» **Goal of the exercise**: Output all of the entries exactly as written.

» **Records provided**:
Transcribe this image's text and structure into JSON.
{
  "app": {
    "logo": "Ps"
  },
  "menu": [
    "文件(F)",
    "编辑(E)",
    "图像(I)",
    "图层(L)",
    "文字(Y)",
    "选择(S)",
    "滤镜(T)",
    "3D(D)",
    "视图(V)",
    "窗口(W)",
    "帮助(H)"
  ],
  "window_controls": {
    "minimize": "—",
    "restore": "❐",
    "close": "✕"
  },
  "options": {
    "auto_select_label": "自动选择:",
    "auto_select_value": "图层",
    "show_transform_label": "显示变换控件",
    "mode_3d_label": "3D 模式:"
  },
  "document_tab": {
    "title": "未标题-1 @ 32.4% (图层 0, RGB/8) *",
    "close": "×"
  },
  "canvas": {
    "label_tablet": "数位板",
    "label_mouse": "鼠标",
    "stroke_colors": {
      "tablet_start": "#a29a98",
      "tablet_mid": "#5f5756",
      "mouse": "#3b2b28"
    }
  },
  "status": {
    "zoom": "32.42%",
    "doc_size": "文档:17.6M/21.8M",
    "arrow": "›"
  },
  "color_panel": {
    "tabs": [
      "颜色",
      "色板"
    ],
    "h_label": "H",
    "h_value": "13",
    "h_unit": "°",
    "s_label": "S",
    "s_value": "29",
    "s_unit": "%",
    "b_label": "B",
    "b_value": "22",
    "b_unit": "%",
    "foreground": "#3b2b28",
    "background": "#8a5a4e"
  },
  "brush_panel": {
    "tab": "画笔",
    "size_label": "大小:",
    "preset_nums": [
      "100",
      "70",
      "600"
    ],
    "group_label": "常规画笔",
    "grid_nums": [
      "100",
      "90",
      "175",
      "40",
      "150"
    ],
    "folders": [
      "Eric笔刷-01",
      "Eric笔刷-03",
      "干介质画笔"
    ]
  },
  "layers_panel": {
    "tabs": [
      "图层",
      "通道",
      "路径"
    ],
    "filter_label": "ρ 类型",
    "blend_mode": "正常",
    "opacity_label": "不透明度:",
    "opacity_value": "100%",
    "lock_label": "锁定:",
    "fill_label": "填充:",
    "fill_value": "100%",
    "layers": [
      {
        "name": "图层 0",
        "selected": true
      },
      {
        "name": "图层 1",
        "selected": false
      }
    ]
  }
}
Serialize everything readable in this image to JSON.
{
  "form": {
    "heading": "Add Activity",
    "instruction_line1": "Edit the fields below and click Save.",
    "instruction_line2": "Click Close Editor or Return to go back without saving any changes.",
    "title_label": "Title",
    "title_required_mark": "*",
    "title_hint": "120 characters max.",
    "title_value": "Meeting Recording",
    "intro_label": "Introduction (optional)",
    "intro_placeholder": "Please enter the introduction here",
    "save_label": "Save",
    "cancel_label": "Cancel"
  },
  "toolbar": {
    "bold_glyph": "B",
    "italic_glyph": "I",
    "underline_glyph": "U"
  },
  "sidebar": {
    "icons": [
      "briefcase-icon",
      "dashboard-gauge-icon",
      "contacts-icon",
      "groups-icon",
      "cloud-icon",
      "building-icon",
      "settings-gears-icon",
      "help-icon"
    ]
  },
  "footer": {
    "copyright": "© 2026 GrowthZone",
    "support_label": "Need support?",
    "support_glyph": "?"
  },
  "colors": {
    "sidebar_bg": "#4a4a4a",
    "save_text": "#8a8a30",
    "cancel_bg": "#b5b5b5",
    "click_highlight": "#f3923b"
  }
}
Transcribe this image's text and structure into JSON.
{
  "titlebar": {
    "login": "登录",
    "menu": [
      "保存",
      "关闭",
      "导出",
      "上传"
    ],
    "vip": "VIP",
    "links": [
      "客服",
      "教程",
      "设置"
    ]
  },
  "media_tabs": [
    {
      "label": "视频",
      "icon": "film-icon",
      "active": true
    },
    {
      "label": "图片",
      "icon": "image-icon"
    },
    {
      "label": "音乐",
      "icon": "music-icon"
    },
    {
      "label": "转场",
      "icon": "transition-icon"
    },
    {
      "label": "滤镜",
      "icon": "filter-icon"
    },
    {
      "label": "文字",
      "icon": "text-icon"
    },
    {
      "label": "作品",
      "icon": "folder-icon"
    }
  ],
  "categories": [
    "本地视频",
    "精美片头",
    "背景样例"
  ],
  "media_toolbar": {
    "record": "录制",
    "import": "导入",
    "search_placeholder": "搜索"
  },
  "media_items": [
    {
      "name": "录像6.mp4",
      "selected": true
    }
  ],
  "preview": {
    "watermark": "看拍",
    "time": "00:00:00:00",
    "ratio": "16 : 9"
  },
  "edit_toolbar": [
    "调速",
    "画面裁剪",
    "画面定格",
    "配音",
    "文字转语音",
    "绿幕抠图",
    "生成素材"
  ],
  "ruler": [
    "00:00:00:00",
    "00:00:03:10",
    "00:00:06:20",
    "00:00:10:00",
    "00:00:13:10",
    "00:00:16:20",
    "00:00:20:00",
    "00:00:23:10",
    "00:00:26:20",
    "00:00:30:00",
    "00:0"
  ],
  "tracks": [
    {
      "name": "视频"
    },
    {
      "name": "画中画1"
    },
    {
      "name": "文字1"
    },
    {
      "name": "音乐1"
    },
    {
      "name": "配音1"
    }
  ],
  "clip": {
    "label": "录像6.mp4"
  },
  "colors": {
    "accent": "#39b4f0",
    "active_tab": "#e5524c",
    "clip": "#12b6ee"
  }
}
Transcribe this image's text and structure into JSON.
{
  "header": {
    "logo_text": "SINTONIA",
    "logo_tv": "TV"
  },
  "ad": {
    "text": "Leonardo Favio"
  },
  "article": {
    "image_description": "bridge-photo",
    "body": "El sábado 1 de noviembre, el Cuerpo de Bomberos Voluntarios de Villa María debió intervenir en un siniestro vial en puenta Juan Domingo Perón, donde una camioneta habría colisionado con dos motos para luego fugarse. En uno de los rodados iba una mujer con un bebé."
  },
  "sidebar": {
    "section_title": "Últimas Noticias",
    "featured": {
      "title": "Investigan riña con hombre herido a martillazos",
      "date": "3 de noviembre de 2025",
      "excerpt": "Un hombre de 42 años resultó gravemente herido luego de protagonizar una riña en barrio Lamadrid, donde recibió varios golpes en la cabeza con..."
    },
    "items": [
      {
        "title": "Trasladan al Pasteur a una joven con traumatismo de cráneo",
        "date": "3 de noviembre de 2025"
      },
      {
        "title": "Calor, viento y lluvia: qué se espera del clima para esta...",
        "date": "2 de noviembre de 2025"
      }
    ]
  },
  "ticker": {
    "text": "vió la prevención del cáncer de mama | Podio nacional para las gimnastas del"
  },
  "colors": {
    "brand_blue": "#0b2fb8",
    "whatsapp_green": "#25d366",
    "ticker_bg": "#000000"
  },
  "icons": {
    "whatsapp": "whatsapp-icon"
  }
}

» **Problem solution**:
Transcribe this image's text and structure into JSON.
{
  "app": {
    "logo": "Ps"
  },
  "menu": [
    "文件(F)",
    "编辑(E)",
    "图像(I)",
    "图层(L)",
    "文字(Y)",
    "选择(S)",
    "滤镜(T)",
    "3D(D)",
    "视图(V)",
    "窗口(W)",
    "帮助(H)"
  ],
  "window_controls": {
    "minimize": "—",
    "restore": "❐",
    "close": "✕"
  },
  "options": {
    "auto_select_label": "自动选择:",
    "auto_select_value": "图层",
    "show_transform_label": "显示变换控件",
    "mode_3d_label": "3D 模式:"
  },
  "document_tab": {
    "title": "未标题-1 @ 32.4% (图层 0, RGB/8) *",
    "close": "×"
  },
  "canvas": {
    "label_tablet": "数位板",
    "label_mouse": "鼠标",
    "stroke_colors": {
      "tablet_start": "#a29a98",
      "tablet_mid": "#5f5756",
      "mouse": "#3b2b28"
    }
  },
  "status": {
    "zoom": "32.42%",
    "doc_size": "文档:17.6M/21.8M",
    "arrow": "›"
  },
  "color_panel": {
    "tabs": [
      "颜色",
      "色板"
    ],
    "h_label": "H",
    "h_value": "13",
    "h_unit": "°",
    "s_label": "S",
    "s_value": "29",
    "s_unit": "%",
    "b_label": "B",
    "b_value": "22",
    "b_unit": "%",
    "foreground": "#3b2b28",
    "background": "#8a5a4e"
  },
  "brush_panel": {
    "tab": "画笔",
    "size_label": "大小:",
    "preset_nums": [
      "100",
      "70",
      "600"
    ],
    "group_label": "常规画笔",
    "grid_nums": [
      "100",
      "90",
      "175",
      "40",
      "150"
    ],
    "folders": [
      "Eric笔刷-01",
      "Eric笔刷-03",
      "干介质画笔"
    ]
  },
  "layers_panel": {
    "tabs": [
      "图层",
      "通道",
      "路径"
    ],
    "filter_label": "ρ 类型",
    "blend_mode": "正常",
    "opacity_label": "不透明度:",
    "opacity_value": "100%",
    "lock_label": "锁定:",
    "fill_label": "填充:",
    "fill_value": "100%",
    "layers": [
      {
        "name": "图层 0",
        "selected": true
      },
      {
        "name": "图层 1",
        "selected": false
      }
    ]
  }
}
Serialize everything readable in this image to JSON.
{
  "form": {
    "heading": "Add Activity",
    "instruction_line1": "Edit the fields below and click Save.",
    "instruction_line2": "Click Close Editor or Return to go back without saving any changes.",
    "title_label": "Title",
    "title_required_mark": "*",
    "title_hint": "120 characters max.",
    "title_value": "Meeting Recording",
    "intro_label": "Introduction (optional)",
    "intro_placeholder": "Please enter the introduction here",
    "save_label": "Save",
    "cancel_label": "Cancel"
  },
  "toolbar": {
    "bold_glyph": "B",
    "italic_glyph": "I",
    "underline_glyph": "U"
  },
  "sidebar": {
    "icons": [
      "briefcase-icon",
      "dashboard-gauge-icon",
      "contacts-icon",
      "groups-icon",
      "cloud-icon",
      "building-icon",
      "settings-gears-icon",
      "help-icon"
    ]
  },
  "footer": {
    "copyright": "© 2026 GrowthZone",
    "support_label": "Need support?",
    "support_glyph": "?"
  },
  "colors": {
    "sidebar_bg": "#4a4a4a",
    "save_text": "#8a8a30",
    "cancel_bg": "#b5b5b5",
    "click_highlight": "#f3923b"
  }
}
Transcribe this image's text and structure into JSON.
{
  "titlebar": {
    "login": "登录",
    "menu": [
      "保存",
      "关闭",
      "导出",
      "上传"
    ],
    "vip": "VIP",
    "links": [
      "客服",
      "教程",
      "设置"
    ]
  },
  "media_tabs": [
    {
      "label": "视频",
      "icon": "film-icon",
      "active": true
    },
    {
      "label": "图片",
      "icon": "image-icon"
    },
    {
      "label": "音乐",
      "icon": "music-icon"
    },
    {
      "label": "转场",
      "icon": "transition-icon"
    },
    {
      "label": "滤镜",
      "icon": "filter-icon"
    },
    {
      "label": "文字",
      "icon": "text-icon"
    },
    {
      "label": "作品",
      "icon": "folder-icon"
    }
  ],
  "categories": [
    "本地视频",
    "精美片头",
    "背景样例"
  ],
  "media_toolbar": {
    "record": "录制",
    "import": "导入",
    "search_placeholder": "搜索"
  },
  "media_items": [
    {
      "name": "录像6.mp4",
      "selected": true
    }
  ],
  "preview": {
    "watermark": "看拍",
    "time": "00:00:00:00",
    "ratio": "16 : 9"
  },
  "edit_toolbar": [
    "调速",
    "画面裁剪",
    "画面定格",
    "配音",
    "文字转语音",
    "绿幕抠图",
    "生成素材"
  ],
  "ruler": [
    "00:00:00:00",
    "00:00:03:10",
    "00:00:06:20",
    "00:00:10:00",
    "00:00:13:10",
    "00:00:16:20",
    "00:00:20:00",
    "00:00:23:10",
    "00:00:26:20",
    "00:00:30:00",
    "00:0"
  ],
  "tracks": [
    {
      "name": "视频"
    },
    {
      "name": "画中画1"
    },
    {
      "name": "文字1"
    },
    {
      "name": "音乐1"
    },
    {
      "name": "配音1"
    }
  ],
  "clip": {
    "label": "录像6.mp4"
  },
  "colors": {
    "accent": "#39b4f0",
    "active_tab": "#e5524c",
    "clip": "#12b6ee"
  }
}
Transcribe this image's text and structure into JSON.
{
  "header": {
    "logo_text": "SINTONIA",
    "logo_tv": "TV"
  },
  "ad": {
    "text": "Leonardo Favio"
  },
  "article": {
    "image_description": "bridge-photo",
    "body": "El sábado 1 de noviembre, el Cuerpo de Bomberos Voluntarios de Villa María debió intervenir en un siniestro vial en puenta Juan Domingo Perón, donde una camioneta habría colisionado con dos motos para luego fugarse. En uno de los rodados iba una mujer con un bebé."
  },
  "sidebar": {
    "section_title": "Últimas Noticias",
    "featured": {
      "title": "Investigan riña con hombre herido a martillazos",
      "date": "3 de noviembre de 2025",
      "excerpt": "Un hombre de 42 años resultó gravemente herido luego de protagonizar una riña en barrio Lamadrid, donde recibió varios golpes en la cabeza con..."
    },
    "items": [
      {
        "title": "Trasladan al Pasteur a una joven con traumatismo de cráneo",
        "date": "3 de noviembre de 2025"
      },
      {
        "title": "Calor, viento y lluvia: qué se espera del clima para esta...",
        "date": "2 de noviembre de 2025"
      }
    ]
  },
  "ticker": {
    "text": "vió la prevención del cáncer de mama | Podio nacional para las gimnastas del"
  },
  "colors": {
    "brand_blue": "#0b2fb8",
    "whatsapp_green": "#25d366",
    "ticker_bg": "#000000"
  },
  "icons": {
    "whatsapp": "whatsapp-icon"
  }
}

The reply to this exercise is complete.